Jarrett gave us a series of short pieces, each rendering separate and distinctive musical ideas. He began with an intricately woven flash of notes in both hands, criss-crossing the melodies that were by turns dark and haunting, or light and dancing. At particularly complex moments, when his arms were crossed over and the notes were flowing from his fingers faster than anyone could imagine them into existence, he leaned his ear down towards the keys, as if physical closeness could help his ideas more swiftly become sound.

A couple of folk-inflected ballads followed; heart-achingly sweet melodies picked out above rumbling, sour arpeggios. Like Glenn Gould, the Canadian pianist best known for his recordings of Bach’s Goldberg Variations, Jarrett can’t help adding vocalisations as he plays, which are all the more evident in his quieter compositions. He rose and fell from his stool; we heard his guiding hum along with the melody, as well as the odd strangled shout, yelp and grunt. He might insist on absolute silence from the audience but his own noises seem completely uninhibited as the music spins around him.

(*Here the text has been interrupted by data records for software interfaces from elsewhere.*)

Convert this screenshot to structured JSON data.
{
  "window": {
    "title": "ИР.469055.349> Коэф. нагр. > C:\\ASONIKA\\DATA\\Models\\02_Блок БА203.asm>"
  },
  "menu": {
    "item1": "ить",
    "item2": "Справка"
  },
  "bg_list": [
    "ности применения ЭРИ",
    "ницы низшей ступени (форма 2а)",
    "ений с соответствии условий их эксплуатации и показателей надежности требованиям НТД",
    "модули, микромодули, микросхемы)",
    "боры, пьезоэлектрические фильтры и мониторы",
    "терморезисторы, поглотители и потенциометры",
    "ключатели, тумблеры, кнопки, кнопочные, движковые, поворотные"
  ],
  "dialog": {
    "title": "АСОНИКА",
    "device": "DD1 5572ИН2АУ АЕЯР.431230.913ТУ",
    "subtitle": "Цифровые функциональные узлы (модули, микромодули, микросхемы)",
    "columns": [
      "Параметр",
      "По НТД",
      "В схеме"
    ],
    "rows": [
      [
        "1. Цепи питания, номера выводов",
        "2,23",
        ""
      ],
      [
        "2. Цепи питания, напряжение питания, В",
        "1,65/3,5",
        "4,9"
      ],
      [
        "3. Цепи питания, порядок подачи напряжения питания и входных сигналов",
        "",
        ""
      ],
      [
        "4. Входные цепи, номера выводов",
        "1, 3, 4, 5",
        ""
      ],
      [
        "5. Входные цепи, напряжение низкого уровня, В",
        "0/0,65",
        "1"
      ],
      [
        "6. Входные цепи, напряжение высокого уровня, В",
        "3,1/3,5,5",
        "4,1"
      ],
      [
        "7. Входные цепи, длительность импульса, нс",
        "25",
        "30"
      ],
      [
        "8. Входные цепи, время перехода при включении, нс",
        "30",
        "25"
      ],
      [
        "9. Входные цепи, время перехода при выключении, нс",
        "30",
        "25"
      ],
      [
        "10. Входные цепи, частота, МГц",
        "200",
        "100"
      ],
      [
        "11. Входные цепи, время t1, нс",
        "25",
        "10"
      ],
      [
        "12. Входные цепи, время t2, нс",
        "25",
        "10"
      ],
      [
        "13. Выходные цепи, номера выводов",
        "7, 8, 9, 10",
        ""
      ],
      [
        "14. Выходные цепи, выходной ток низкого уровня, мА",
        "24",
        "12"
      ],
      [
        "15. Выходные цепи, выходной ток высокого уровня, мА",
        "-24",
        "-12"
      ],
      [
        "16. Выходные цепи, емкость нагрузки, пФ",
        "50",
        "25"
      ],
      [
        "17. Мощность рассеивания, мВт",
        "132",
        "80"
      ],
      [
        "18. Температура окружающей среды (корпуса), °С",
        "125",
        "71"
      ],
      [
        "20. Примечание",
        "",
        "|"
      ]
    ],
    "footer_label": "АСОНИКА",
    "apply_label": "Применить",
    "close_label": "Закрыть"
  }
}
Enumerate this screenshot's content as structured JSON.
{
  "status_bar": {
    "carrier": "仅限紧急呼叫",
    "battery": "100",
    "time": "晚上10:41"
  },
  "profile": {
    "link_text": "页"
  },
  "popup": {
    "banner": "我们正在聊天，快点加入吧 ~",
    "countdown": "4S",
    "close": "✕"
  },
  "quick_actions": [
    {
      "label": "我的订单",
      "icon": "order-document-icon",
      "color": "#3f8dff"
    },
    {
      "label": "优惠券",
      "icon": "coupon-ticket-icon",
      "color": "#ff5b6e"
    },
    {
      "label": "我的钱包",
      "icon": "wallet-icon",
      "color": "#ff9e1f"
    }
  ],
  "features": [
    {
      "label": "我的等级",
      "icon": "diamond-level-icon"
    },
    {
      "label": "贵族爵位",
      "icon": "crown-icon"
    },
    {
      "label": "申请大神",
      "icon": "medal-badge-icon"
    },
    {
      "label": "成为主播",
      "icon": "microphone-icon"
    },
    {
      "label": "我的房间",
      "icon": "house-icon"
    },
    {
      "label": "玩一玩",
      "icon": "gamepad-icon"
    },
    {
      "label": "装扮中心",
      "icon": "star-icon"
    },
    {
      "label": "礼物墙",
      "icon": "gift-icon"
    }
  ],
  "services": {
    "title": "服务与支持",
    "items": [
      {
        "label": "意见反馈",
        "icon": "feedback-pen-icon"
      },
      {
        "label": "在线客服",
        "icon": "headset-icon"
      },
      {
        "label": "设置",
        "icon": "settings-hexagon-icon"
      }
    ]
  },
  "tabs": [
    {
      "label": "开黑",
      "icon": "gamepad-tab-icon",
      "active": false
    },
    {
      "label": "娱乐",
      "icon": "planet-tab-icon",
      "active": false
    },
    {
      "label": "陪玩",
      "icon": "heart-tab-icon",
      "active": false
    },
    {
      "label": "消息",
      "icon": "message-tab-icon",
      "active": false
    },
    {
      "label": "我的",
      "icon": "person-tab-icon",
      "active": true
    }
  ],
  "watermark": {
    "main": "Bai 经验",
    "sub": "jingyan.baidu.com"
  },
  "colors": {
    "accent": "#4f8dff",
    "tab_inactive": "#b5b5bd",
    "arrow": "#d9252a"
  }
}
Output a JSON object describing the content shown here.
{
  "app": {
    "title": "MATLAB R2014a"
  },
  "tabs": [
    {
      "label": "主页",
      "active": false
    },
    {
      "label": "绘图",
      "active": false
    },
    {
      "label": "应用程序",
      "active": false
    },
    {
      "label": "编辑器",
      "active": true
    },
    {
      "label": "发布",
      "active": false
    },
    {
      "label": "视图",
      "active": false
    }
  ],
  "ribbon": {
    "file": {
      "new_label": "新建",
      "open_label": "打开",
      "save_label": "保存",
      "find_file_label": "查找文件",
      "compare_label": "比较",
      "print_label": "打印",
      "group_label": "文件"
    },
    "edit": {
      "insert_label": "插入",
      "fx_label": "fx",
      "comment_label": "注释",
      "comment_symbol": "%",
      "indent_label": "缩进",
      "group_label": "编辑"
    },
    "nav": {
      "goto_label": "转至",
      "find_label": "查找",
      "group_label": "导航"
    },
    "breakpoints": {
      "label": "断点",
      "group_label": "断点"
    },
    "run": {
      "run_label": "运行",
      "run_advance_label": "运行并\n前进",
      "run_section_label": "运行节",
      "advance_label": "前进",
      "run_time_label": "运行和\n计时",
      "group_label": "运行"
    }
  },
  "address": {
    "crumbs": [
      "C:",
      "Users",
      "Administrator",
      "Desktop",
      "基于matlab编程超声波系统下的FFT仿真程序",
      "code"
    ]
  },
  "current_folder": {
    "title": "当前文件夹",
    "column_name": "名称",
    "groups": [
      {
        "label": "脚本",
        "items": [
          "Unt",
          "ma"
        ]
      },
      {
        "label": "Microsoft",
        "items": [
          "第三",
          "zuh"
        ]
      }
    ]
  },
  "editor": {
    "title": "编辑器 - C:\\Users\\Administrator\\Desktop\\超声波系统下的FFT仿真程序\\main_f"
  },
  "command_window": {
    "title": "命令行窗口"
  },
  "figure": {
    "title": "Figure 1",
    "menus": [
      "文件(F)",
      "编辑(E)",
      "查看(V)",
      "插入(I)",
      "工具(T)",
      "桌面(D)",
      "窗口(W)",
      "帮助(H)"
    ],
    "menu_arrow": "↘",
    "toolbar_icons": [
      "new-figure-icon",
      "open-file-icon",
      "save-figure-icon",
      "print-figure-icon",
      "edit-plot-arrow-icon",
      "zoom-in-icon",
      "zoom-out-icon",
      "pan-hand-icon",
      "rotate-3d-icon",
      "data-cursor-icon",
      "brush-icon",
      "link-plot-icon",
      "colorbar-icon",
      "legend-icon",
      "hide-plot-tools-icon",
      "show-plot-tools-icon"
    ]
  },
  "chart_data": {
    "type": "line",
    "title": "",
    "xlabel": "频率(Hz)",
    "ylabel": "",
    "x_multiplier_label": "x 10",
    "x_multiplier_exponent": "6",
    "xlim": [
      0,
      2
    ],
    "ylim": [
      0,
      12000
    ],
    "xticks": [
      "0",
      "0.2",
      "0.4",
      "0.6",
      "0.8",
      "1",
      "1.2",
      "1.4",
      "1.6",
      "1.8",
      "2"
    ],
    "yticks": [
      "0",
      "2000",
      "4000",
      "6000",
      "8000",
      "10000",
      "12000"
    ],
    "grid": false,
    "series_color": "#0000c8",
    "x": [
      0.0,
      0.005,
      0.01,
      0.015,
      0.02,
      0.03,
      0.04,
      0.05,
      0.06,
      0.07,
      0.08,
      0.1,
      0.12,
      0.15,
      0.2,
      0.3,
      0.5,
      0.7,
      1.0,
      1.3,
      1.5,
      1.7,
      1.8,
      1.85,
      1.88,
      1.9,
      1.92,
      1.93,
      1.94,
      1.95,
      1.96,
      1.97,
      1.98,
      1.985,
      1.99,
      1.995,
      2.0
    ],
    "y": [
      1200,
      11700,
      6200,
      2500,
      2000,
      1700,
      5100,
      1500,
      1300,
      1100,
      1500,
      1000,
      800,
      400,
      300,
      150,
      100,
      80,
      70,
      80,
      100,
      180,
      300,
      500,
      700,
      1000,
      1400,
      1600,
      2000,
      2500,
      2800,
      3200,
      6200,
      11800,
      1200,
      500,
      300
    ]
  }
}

Although notorious for his curmudgeonly attitude to his fans, Jarrett was mostly restrained in this outing, allowing himself just one short, sweary outburst about killing a “f***ing camera”. At the age of 70 and with the power to sell out his concerts in just a few hours, you do wonder how much of the persona is genuine and how much of it is just giving the audience what it expects. A case in point came near the end, when he yielded to clamouring and gave a surprisingly simple and straightforward rendition of “Danny Boy”, an encore that long-time fans know well.

Given that this recital was under the auspices of the London Jazz Festival, there was surprisingly little in Jarrett’s programme that could easily be identified as jazz. One piece, full of brisk rhythms and chunky chords, gradually revealed itself to be based on a modified 12-bar blues structure and another had haunting overtones surely pulled from the classic American songs of the first half of the 20th century. Indeed, this musical ghosting becomes a major preoccupation when you see Jarrett live. It is too easy to distract yourself in trying to follow the auditory trail he has laid for you – was that a bit of Debussy, or Bach, or Glass just then? – and lose the thread of what he plays next. The improvisational technique might have more in common with jazz but now, 40 years on from his bestselling live recording The Köln Concert, it’s difficult to characterise Jarrett’s output as anything other than contemporary classical music.

If it needs a classification, that is. At one point, I became convinced that a particular piece was a Jarrett riff on Beethoven’s Bagatelle No 25 in A Minor – or Für Elise, as it is more commonly known. I was sure it was all there: the extended opening trill, the rising arpeggios in the left hand, the melody cascading from treble to bass and back again. Except, by the time I surfaced from my musing, there was no trace of Beethoven to be heard. A clashing, almost violent melody was dangling over a long drone in the bass. If you try too hard to pin down Jarrett’s music, it moves on without you.

Caroline Crampton is web editor of the New Statesman.

This article first appeared in the 26 November 2015 issue of the New Statesman, Terror vs the State